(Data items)
-- Opening Marker --
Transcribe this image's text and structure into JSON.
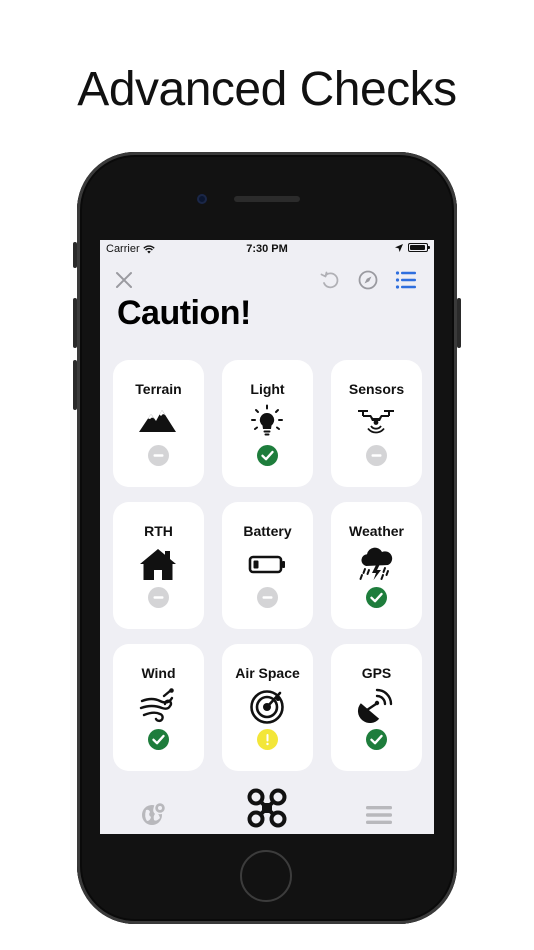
{
  "headline": "Advanced Checks",
  "status_bar": {
    "carrier": "Carrier",
    "time": "7:30 PM"
  },
  "nav": {
    "close_icon": "close-icon",
    "refresh_icon": "refresh-icon",
    "compass_icon": "compass-icon",
    "list_icon": "list-icon"
  },
  "title": "Caution!",
  "checks": [
    {
      "label": "Terrain",
      "icon": "mountain-icon",
      "status": "neutral"
    },
    {
      "label": "Light",
      "icon": "lightbulb-icon",
      "status": "ok"
    },
    {
      "label": "Sensors",
      "icon": "drone-sensor-icon",
      "status": "neutral"
    },
    {
      "label": "RTH",
      "icon": "home-icon",
      "status": "neutral"
    },
    {
      "label": "Battery",
      "icon": "battery-low-icon",
      "status": "neutral"
    },
    {
      "label": "Weather",
      "icon": "storm-cloud-icon",
      "status": "ok"
    },
    {
      "label": "Wind",
      "icon": "wind-icon",
      "status": "ok"
    },
    {
      "label": "Air Space",
      "icon": "radar-icon",
      "status": "warning"
    },
    {
      "label": "GPS",
      "icon": "satellite-dish-icon",
      "status": "ok"
    }
  ],
  "tabs": [
    {
      "icon": "map-globe-icon",
      "active": false
    },
    {
      "icon": "drone-icon",
      "active": true
    },
    {
      "icon": "menu-icon",
      "active": false
    }
  ],
  "colors": {
    "ok": "#1e7d3c",
    "neutral": "#d4d4d6",
    "warning": "#f3e639",
    "accent": "#2f6fde",
    "inactive": "#b8b8bc"
  }
}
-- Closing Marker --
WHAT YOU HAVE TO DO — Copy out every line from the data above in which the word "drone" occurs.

OUTPUT FOR THIS TASK —
      "icon": "drone-sensor-icon",
      "icon": "drone-icon",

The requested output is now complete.